▶ [Task brief]: Find the number of lines in these records where the word "label" appears. Reply with that number and nothing more.

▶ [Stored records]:
----

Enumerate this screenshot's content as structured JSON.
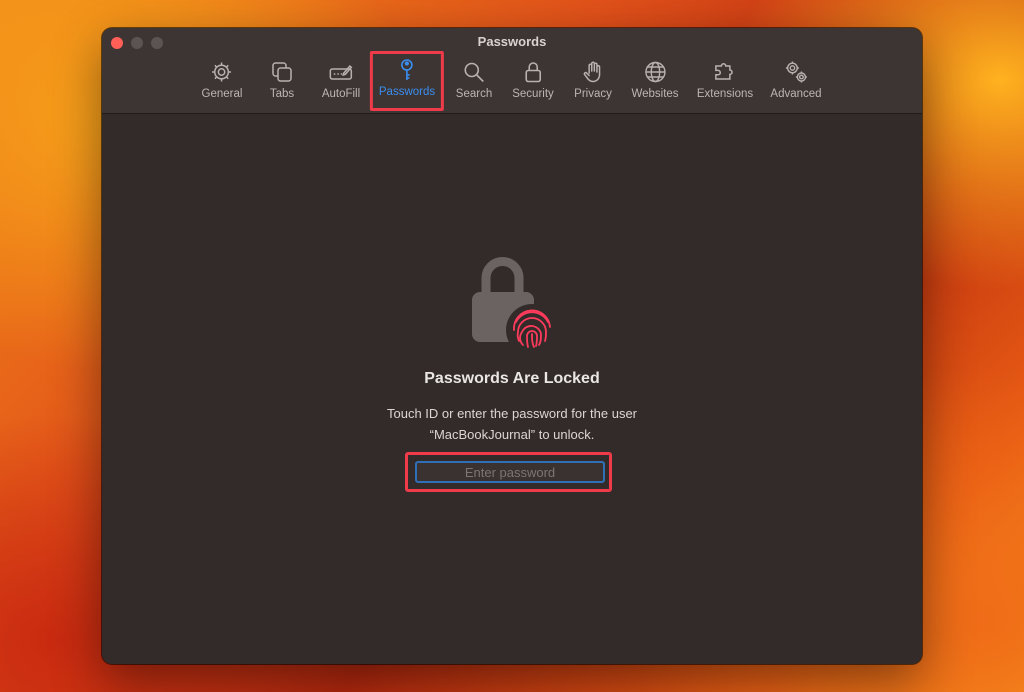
{
  "window": {
    "title": "Passwords"
  },
  "toolbar": {
    "tabs": [
      {
        "label": "General",
        "icon": "gear-icon"
      },
      {
        "label": "Tabs",
        "icon": "tabs-icon"
      },
      {
        "label": "AutoFill",
        "icon": "autofill-icon"
      },
      {
        "label": "Passwords",
        "icon": "key-icon",
        "active": true
      },
      {
        "label": "Search",
        "icon": "search-icon"
      },
      {
        "label": "Security",
        "icon": "lock-icon"
      },
      {
        "label": "Privacy",
        "icon": "hand-icon"
      },
      {
        "label": "Websites",
        "icon": "globe-icon"
      },
      {
        "label": "Extensions",
        "icon": "puzzle-icon"
      },
      {
        "label": "Advanced",
        "icon": "gears-icon"
      }
    ]
  },
  "locked": {
    "heading": "Passwords Are Locked",
    "message_line1": "Touch ID or enter the password for the user",
    "message_line2": "“MacBookJournal” to unlock.",
    "password_placeholder": "Enter password",
    "password_value": ""
  },
  "colors": {
    "accent": "#3a8ef0",
    "highlight": "#ef3a4a",
    "fingerprint": "#ff3b5c",
    "window_bg": "#332b29"
  }
}
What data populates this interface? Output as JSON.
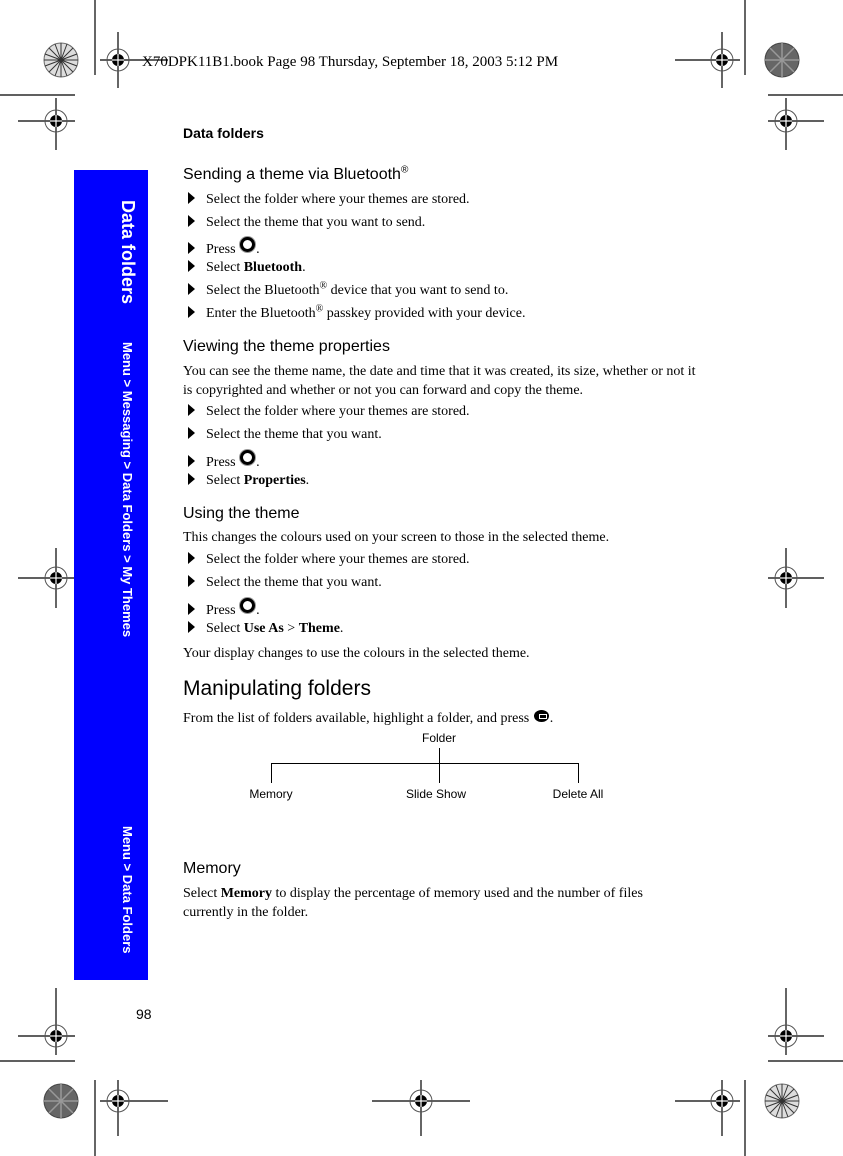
{
  "book_header": "X70DPK11B1.book  Page 98  Thursday, September 18, 2003  5:12 PM",
  "running_head": "Data folders",
  "page_number": "98",
  "side_tab": {
    "title": "Data folders",
    "path_1": "Menu > Messaging > Data Folders > My Themes",
    "path_2": "Menu > Data Folders",
    "color": "#0000ff"
  },
  "sections": {
    "sending": {
      "heading": "Sending a theme via Bluetooth",
      "heading_sup": "®",
      "steps": [
        {
          "text": "Select the folder where your themes are stored."
        },
        {
          "text": "Select the theme that you want to send."
        },
        {
          "pre": "Press ",
          "icon": "select-key-icon",
          "post": "."
        },
        {
          "pre": "Select ",
          "bold": "Bluetooth",
          "post": "."
        },
        {
          "pre": "Select the Bluetooth",
          "sup": "®",
          "post": " device that you want to send to."
        },
        {
          "pre": "Enter the Bluetooth",
          "sup": "®",
          "post": " passkey provided with your device."
        }
      ]
    },
    "viewing": {
      "heading": "Viewing the theme properties",
      "intro": "You can see the theme name, the date and time that it was created, its size, whether or not it is copyrighted and whether or not you can forward and copy the theme.",
      "steps": [
        {
          "text": "Select the folder where your themes are stored."
        },
        {
          "text": "Select the theme that you want."
        },
        {
          "pre": "Press ",
          "icon": "select-key-icon",
          "post": "."
        },
        {
          "pre": "Select ",
          "bold": "Properties",
          "post": "."
        }
      ]
    },
    "using": {
      "heading": "Using the theme",
      "intro": "This changes the colours used on your screen to those in the selected theme.",
      "steps": [
        {
          "text": "Select the folder where your themes are stored."
        },
        {
          "text": "Select the theme that you want."
        },
        {
          "pre": "Press ",
          "icon": "select-key-icon",
          "post": "."
        },
        {
          "pre": "Select ",
          "bold": "Use As",
          "mid": " > ",
          "bold2": "Theme",
          "post": "."
        }
      ],
      "outro": "Your display changes to use the colours in the selected theme."
    },
    "manipulating": {
      "heading": "Manipulating folders",
      "intro_pre": "From the list of folders available, highlight a folder, and press ",
      "intro_icon": "menu-key-icon",
      "intro_post": ".",
      "diagram": {
        "root": "Folder",
        "children": [
          "Memory",
          "Slide Show",
          "Delete All"
        ]
      }
    },
    "memory": {
      "heading": "Memory",
      "text_pre": "Select ",
      "text_bold": "Memory",
      "text_post": " to display the percentage of memory used and the number of files currently in the folder."
    }
  }
}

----

▶ [Finished exercise]: 10